# [EXERCISE DESCRIPTION]
A line belongs in the answer if it contains "group"; copy every such line from the entries below.

# [RECORDS]
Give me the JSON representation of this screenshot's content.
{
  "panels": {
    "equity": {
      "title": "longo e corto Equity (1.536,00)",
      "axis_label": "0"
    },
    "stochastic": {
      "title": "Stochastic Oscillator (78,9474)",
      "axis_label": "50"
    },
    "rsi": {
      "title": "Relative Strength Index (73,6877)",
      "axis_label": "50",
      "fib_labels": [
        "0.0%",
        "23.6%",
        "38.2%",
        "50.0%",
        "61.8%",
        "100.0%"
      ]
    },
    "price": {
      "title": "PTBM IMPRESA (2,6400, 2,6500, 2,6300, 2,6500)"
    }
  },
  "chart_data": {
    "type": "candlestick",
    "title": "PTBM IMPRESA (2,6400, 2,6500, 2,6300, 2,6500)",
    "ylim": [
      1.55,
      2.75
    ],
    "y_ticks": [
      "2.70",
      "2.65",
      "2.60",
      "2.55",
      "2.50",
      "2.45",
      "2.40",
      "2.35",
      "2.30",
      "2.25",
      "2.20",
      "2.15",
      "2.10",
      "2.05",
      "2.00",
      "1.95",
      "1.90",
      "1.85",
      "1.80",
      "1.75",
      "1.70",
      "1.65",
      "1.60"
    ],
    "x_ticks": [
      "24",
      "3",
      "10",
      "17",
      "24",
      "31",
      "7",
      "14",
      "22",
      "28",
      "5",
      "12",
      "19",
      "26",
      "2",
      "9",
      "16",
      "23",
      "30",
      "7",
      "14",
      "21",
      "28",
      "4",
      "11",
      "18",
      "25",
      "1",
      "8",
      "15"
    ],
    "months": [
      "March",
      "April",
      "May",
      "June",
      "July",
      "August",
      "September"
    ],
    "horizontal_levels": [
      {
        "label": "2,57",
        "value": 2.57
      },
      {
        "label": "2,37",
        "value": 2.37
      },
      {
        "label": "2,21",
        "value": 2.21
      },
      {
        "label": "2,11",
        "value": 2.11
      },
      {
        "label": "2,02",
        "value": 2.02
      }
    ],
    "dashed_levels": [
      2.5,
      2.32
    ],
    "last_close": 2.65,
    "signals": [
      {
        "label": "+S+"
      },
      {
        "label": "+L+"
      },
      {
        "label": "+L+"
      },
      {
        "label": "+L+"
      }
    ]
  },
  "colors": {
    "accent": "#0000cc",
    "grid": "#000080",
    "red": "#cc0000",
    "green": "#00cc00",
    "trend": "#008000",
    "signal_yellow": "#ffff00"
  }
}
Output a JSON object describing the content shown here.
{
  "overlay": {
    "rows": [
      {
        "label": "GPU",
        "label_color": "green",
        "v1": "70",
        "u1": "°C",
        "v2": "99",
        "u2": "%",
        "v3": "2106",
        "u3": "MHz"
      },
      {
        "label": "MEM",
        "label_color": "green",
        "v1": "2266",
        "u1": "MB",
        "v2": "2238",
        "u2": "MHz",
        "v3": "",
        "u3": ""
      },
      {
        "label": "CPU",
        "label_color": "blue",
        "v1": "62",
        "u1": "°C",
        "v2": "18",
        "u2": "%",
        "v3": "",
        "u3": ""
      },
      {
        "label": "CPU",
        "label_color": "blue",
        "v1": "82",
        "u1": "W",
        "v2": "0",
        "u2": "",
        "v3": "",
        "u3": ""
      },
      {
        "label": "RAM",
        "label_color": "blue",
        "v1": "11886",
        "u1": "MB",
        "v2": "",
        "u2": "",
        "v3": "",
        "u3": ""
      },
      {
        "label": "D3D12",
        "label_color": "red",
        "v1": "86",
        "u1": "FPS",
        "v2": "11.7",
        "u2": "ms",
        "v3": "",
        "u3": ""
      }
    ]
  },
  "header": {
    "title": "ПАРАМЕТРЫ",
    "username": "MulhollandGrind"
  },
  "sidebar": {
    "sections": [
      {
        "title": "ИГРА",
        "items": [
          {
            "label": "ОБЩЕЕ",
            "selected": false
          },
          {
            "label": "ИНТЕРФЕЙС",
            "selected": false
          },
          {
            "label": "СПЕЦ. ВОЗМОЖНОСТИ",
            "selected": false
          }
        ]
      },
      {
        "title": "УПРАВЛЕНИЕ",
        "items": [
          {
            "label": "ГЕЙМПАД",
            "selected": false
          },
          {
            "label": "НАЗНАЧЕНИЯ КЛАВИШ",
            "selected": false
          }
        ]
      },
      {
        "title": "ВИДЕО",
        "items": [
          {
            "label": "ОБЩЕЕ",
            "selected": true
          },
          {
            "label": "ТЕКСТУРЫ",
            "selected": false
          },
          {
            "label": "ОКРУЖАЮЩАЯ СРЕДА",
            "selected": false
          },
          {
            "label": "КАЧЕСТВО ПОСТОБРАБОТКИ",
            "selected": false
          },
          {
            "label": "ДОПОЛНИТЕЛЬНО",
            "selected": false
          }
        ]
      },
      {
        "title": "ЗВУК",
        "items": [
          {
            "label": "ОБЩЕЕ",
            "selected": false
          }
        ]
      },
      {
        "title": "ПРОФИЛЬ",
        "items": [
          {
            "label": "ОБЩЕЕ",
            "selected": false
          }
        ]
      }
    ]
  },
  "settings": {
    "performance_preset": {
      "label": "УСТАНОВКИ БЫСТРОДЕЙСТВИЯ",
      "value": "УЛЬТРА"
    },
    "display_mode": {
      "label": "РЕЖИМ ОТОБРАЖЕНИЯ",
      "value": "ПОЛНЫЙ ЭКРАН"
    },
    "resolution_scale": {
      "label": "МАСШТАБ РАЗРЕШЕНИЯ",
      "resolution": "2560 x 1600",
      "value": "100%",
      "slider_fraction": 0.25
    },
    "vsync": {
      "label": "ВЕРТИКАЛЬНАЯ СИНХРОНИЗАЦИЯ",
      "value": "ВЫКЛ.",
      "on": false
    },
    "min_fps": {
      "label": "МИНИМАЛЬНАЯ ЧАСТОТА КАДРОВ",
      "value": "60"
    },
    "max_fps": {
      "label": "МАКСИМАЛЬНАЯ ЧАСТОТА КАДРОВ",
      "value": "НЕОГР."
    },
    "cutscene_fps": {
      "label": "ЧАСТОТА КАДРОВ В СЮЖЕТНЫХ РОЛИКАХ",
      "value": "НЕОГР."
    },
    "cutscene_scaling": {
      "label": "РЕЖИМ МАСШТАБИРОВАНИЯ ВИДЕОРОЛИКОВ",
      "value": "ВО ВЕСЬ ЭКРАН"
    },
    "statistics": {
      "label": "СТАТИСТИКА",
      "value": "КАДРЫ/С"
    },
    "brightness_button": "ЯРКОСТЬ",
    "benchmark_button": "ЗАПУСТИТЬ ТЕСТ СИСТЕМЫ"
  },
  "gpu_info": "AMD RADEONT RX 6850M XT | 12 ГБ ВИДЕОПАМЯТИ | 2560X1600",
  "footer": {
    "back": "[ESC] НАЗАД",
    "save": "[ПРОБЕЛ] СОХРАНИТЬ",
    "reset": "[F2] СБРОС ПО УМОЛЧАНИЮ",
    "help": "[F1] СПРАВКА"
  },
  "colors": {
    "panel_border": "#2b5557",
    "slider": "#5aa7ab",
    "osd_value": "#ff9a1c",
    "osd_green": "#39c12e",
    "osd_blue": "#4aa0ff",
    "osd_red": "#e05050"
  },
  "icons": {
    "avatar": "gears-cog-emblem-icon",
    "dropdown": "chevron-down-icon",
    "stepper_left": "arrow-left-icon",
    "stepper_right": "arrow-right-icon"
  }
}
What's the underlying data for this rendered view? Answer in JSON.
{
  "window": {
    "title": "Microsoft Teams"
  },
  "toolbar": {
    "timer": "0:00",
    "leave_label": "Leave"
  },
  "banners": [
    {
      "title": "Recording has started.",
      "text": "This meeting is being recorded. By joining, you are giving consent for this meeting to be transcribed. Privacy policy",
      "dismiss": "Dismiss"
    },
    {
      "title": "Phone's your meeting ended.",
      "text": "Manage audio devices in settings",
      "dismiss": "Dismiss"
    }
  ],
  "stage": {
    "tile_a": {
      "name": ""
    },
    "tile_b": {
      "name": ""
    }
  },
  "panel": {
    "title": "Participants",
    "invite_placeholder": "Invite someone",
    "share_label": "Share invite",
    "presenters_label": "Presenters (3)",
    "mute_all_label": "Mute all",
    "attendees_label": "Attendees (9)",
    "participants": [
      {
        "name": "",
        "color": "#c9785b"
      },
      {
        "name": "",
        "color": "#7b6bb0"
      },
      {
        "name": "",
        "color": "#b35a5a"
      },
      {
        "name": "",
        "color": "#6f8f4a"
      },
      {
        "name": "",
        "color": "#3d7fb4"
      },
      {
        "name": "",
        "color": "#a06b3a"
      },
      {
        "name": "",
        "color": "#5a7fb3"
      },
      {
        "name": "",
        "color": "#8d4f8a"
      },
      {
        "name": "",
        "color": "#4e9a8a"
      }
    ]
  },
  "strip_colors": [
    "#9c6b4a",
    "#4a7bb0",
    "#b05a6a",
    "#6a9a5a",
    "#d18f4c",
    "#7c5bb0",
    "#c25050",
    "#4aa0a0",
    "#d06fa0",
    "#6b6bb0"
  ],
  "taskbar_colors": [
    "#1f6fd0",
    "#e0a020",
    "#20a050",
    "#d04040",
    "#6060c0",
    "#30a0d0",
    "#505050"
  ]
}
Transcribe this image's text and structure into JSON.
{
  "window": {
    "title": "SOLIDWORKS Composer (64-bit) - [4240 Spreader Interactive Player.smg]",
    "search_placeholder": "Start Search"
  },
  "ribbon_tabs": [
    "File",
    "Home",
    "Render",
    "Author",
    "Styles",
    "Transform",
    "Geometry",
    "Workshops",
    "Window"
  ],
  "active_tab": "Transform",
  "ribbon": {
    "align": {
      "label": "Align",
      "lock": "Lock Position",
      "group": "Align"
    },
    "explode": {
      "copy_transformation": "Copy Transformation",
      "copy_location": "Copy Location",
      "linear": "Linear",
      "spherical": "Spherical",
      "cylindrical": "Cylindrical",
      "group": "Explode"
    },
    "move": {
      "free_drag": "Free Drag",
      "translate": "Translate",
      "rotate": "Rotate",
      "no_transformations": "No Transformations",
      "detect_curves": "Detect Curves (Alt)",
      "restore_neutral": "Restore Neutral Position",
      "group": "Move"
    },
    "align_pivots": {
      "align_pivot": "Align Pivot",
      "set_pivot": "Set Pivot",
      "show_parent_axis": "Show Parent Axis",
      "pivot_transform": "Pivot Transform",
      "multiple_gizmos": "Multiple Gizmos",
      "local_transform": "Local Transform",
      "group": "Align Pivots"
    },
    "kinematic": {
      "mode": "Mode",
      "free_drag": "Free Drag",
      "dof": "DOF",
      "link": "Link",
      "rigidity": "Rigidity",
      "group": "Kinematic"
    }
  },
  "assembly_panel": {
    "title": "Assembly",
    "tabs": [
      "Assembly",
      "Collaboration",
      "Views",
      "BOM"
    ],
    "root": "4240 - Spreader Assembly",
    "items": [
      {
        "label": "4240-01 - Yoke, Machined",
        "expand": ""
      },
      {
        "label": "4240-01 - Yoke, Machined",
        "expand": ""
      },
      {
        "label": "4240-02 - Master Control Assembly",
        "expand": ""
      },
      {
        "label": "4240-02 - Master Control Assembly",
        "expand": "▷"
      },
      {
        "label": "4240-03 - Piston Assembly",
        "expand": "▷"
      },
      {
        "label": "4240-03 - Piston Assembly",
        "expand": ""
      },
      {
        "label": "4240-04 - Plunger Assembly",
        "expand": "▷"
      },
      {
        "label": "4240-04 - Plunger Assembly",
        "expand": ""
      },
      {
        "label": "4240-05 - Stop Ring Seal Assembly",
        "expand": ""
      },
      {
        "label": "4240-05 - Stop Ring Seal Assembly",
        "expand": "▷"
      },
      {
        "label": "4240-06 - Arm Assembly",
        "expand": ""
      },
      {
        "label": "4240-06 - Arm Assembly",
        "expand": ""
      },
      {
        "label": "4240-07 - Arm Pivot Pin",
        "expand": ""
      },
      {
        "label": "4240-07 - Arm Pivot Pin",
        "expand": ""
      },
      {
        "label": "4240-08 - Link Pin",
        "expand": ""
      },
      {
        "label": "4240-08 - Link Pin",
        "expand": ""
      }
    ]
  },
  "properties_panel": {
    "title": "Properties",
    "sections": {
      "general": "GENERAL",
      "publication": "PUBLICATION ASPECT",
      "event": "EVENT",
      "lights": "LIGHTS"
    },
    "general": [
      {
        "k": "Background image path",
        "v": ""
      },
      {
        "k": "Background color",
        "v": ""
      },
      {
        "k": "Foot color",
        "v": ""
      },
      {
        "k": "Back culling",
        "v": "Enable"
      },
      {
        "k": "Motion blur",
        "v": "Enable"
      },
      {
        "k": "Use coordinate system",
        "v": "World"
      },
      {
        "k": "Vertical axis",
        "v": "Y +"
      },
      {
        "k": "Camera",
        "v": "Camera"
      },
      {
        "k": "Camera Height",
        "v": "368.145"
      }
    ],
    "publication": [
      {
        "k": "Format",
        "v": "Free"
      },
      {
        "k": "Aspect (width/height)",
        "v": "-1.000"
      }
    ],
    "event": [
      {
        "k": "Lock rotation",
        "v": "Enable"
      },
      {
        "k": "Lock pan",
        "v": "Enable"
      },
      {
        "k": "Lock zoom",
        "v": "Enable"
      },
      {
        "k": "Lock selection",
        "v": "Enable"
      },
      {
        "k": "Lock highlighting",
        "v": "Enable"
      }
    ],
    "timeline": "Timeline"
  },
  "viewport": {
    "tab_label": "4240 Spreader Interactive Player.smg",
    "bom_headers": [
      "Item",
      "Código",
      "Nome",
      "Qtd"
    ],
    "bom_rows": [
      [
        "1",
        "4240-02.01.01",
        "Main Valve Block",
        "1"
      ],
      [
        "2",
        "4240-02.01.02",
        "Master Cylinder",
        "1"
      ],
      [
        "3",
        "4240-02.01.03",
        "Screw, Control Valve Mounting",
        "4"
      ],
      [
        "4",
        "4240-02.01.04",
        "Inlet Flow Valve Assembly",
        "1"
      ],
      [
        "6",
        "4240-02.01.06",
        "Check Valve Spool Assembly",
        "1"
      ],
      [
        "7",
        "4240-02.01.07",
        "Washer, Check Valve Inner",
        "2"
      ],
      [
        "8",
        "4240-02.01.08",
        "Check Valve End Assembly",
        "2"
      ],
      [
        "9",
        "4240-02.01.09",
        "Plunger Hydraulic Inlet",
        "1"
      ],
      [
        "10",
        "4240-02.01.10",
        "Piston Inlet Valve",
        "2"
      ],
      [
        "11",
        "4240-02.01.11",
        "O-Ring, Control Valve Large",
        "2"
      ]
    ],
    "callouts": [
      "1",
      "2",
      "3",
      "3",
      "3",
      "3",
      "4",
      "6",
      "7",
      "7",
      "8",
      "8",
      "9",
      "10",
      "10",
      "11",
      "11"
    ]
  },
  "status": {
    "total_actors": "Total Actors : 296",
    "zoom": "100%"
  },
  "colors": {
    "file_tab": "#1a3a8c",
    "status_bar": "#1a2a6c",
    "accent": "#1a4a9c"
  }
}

# [SOLUTION BELOW]
      "group": "Align"
      "group": "Explode"
      "group": "Move"
      "group": "Align Pivots"
      "group": "Kinematic"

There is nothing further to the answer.